■ **EXERCISE DIRECTIONS**: Give the number of lines in the records below that include "text". Reply with that number alone.

Items listed in a dataset:
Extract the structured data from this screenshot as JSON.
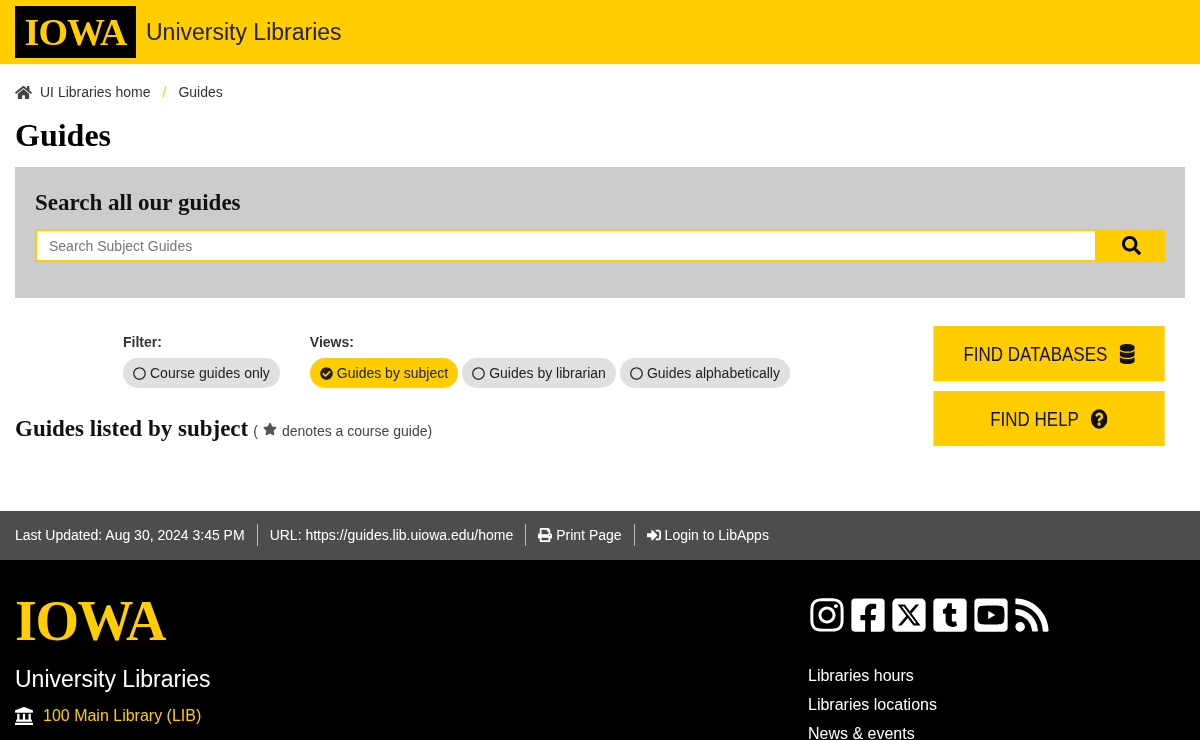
{
  "header": {
    "logo": "IOWA",
    "site_name": "University Libraries"
  },
  "breadcrumb": [
    {
      "label": "UI Libraries home",
      "kind": "home"
    },
    {
      "label": "Guides",
      "kind": "current"
    }
  ],
  "breadcrumb_separator": "/",
  "page_title": "Guides",
  "search": {
    "heading": "Search all our guides",
    "placeholder": "Search Subject Guides"
  },
  "filter": {
    "label": "Filter:",
    "options": [
      {
        "label": "Course guides only",
        "selected": false
      }
    ]
  },
  "views": {
    "label": "Views:",
    "options": [
      {
        "label": "Guides by subject",
        "selected": true
      },
      {
        "label": "Guides by librarian",
        "selected": false
      },
      {
        "label": "Guides alphabetically",
        "selected": false
      }
    ]
  },
  "listing": {
    "heading": "Guides listed by subject",
    "note_open": "(",
    "note": "denotes a course guide)"
  },
  "action_buttons": [
    {
      "label": "FIND DATABASES",
      "kind": "databases"
    },
    {
      "label": "FIND HELP",
      "kind": "help"
    }
  ],
  "info_bar": [
    {
      "text": "Last Updated: Aug 30, 2024 3:45 PM",
      "kind": "text"
    },
    {
      "text": "URL: https://guides.lib.uiowa.edu/home",
      "kind": "text"
    },
    {
      "text": "Print Page",
      "kind": "print"
    },
    {
      "text": "Login to LibApps",
      "kind": "login"
    }
  ],
  "footer": {
    "logo": "IOWA",
    "name": "University Libraries",
    "addresses": [
      {
        "text": "100 Main Library (LIB)",
        "kind": "building"
      }
    ],
    "links": [
      "Libraries hours",
      "Libraries locations",
      "News & events"
    ]
  }
}
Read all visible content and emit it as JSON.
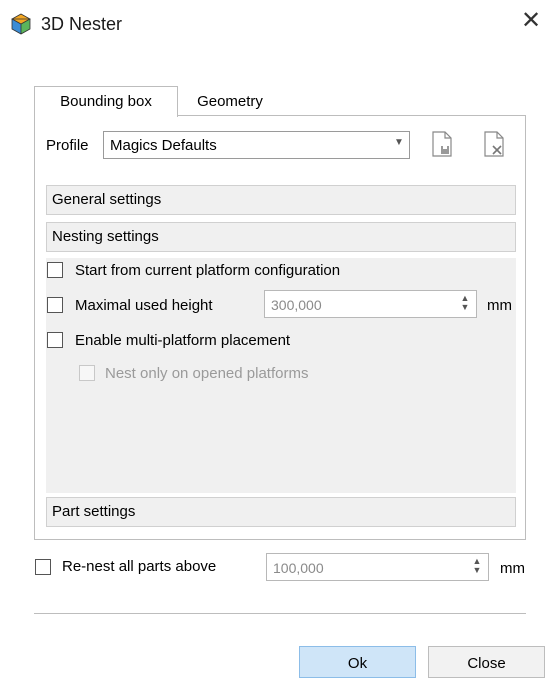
{
  "window": {
    "title": "3D Nester"
  },
  "tabs": [
    {
      "label": "Bounding box"
    },
    {
      "label": "Geometry"
    }
  ],
  "profile": {
    "label": "Profile",
    "value": "Magics Defaults"
  },
  "sections": {
    "general": "General settings",
    "nesting": "Nesting settings",
    "part": "Part settings"
  },
  "nesting": {
    "start_from_current": "Start from current platform configuration",
    "maximal_used_height": "Maximal used height",
    "maximal_used_height_value": "300,000",
    "unit": "mm",
    "enable_multi_platform": "Enable multi-platform placement",
    "nest_only_opened": "Nest only on opened platforms"
  },
  "renest": {
    "label": "Re-nest all parts above",
    "value": "100,000",
    "unit": "mm"
  },
  "buttons": {
    "ok": "Ok",
    "close": "Close"
  }
}
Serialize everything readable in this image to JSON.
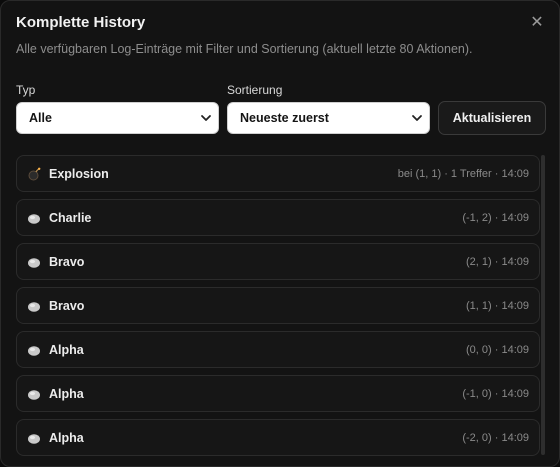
{
  "dialog": {
    "title": "Komplette History",
    "close_glyph": "✕",
    "subtitle": "Alle verfügbaren Log-Einträge mit Filter und Sortierung (aktuell letzte 80 Aktionen)."
  },
  "filters": {
    "type_label": "Typ",
    "type_value": "Alle",
    "sort_label": "Sortierung",
    "sort_value": "Neueste zuerst",
    "refresh_label": "Aktualisieren"
  },
  "entries": [
    {
      "icon": "bomb-icon",
      "name": "Explosion",
      "meta": "bei (1, 1) · 1 Treffer · 14:09"
    },
    {
      "icon": "rock-icon",
      "name": "Charlie",
      "meta": "(-1, 2) · 14:09"
    },
    {
      "icon": "rock-icon",
      "name": "Bravo",
      "meta": "(2, 1) · 14:09"
    },
    {
      "icon": "rock-icon",
      "name": "Bravo",
      "meta": "(1, 1) · 14:09"
    },
    {
      "icon": "rock-icon",
      "name": "Alpha",
      "meta": "(0, 0) · 14:09"
    },
    {
      "icon": "rock-icon",
      "name": "Alpha",
      "meta": "(-1, 0) · 14:09"
    },
    {
      "icon": "rock-icon",
      "name": "Alpha",
      "meta": "(-2, 0) · 14:09"
    }
  ]
}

■ **RESPONSE TO THE TASK**: 7